'I listen to a piece and ask myself what has made the greatest impression on me. What has moved me the most about it, what has excited me the most, what it is I want to write about, what sets my mind working, what sets off my imagination.' Derrick Puffett's description to a group of Cambridge graduate students of his approach to listening and writing about music is clearly evident in the articles reprinted in this collection. For the first time, the book makes available in one place writings previously widely dispersed amongst many journals and symposia. Resonances emerge that cross from essay to essay, with the result that a larger, coherent project is revealed. Insistent on the need of music analysis to be accompanied by a wider historical knowledge, Puffett believed strongly that the methods to be adopted on each occasion must be dictated by the music at hand. His work on Bruckner, Strauss, Webern, Zemlinsky, Delius and Debussy is of enduring importance to the study of music. With a prose style distinguished for its elegance and clarity, Puffett's writings will enhance the understanding and enjoyment of the music that he discusses amongst students and teachers alike.

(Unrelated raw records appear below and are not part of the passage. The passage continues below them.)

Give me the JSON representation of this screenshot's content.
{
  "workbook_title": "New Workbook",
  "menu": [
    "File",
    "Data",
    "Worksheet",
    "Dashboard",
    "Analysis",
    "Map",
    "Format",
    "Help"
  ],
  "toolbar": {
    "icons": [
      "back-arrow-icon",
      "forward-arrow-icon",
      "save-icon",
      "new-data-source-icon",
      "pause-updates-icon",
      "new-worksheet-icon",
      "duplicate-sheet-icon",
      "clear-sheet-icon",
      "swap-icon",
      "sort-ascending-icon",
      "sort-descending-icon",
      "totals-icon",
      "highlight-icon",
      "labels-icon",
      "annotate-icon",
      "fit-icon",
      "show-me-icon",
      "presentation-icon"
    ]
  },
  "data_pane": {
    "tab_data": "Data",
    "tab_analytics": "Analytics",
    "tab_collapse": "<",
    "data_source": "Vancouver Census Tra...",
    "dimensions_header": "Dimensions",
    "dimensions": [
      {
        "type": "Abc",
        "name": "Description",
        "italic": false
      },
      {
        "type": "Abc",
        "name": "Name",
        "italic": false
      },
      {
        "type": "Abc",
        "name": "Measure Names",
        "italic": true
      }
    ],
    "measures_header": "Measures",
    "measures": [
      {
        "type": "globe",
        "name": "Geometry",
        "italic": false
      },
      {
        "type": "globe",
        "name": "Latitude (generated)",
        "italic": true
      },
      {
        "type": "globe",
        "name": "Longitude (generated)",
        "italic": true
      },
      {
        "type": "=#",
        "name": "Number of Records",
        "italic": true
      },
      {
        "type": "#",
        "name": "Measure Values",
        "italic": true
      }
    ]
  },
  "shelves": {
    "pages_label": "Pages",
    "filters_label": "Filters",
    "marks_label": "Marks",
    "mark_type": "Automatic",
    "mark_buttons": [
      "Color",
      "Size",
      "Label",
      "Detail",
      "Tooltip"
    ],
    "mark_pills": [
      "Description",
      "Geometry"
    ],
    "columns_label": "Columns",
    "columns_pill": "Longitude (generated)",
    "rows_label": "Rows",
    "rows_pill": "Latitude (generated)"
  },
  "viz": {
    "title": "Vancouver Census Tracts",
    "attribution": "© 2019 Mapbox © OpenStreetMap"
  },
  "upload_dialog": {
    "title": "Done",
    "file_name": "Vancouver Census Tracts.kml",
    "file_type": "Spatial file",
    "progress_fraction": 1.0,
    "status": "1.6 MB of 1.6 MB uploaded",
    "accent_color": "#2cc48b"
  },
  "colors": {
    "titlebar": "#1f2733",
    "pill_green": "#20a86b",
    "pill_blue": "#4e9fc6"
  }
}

'Kathryn Bailey Puffett is to be congratulated and thanked. … Throughout this impressive summary of a life's work, Puffett's writing reveals the riches which flow when the ears, heart and brain of a fine musician are fully engaged and connected.' Times Literary Supplement 'Puffett was a wonderful writer with a refreshingly independent mind. What a pleasure it is to find an academic whose erudition is equalled by his open-mindedness, honesty, lightness of touch and humour…This is a tremendous book and excellent value even for non-Schenkerians.' Classical Music '…no-one who loves music could fail to derive great pleasure and instruction from it. Puffett's knowledge of the repertoire was vast, and deep. His writing is always interesting, often vivid, frequently witty……a book which I expect I will continually be taking down and consulting, and admiring for its sanity and scholarship, and reading pleasure, for the rest of my life.' Calum MacDonald, International Record Review 'All praise is due to Ashgate for taking on the project… Derrick Puffett on Music ha[s] provided me with hours of artistic and intellectual stimulation…' The Musical Times 'This volume does an invaluable service in bringing together essays otherwise available mainly as articles in periodicals, or as sleevenotes accompanying CDs, or as contributions to the composite volumes.' Music and Letters
Contents: Introduction; The Analyst Speaks: Editorial: in defence of formalism; Schenker’s ’Eroica’; Liner and Programme Notes: Wagner: overtures and orchestral music; Richard Strauss: Tod und VerklÃ¤rung and Don Quixote; Richard Strauss: Symphonia Domestica and Parergon; The ’tawdriness’ of Salome; English Music: A Nietzschean libretto: Delius and the text for A Mass of Life; In the garden of Fand: Arnold Bax and the ’Celtic Twilight’; The fugue from Tippett’s Second String Quartet; Tippet and the retreat from mythology; …an analytical offering (A.G. 1992)…on Goehr’s homage to Bach; Russian and French Music: A graphic analysis of Musorgsky’s ’Catacombs’; Eight bars of Stravinsky: the Septet revisited; Debussy’s Ostinato Machine; Opera: Siegried in the context of Wagner’s operatic writing; Schoeck’s operas: a question of genre; Some reflections on Literaturoper; Berg and German opera; Salome: an introduction; Images of Salome; Strauss’s scenario for the ’Dance of the Seven Veils’; Salome as music drama; Elektra: beginnings; The music of Elektra: some preliminary thoughts; An introduction to Der Rosenkavalier; Vienna: Transcription and recomposition; the strange case of Zemlinsky’s Maeterlinck songs; A notational peculiarity in early Webern and its implications; Gone with the summer wind; or, what Webern lost; ’Music that echoes within one’ for a lifetime: Berg’s reception of Schoenberg’s Pelleas und Melisande; Berg, Mahler and the Three Orchestral Pieces, Op. 6; German music: ’Lass er die Musi, wo sie ist’: pitch specificity in Strauss; Bruckner’s way: the Adagio of the Ninth Symphony; Sources; Index.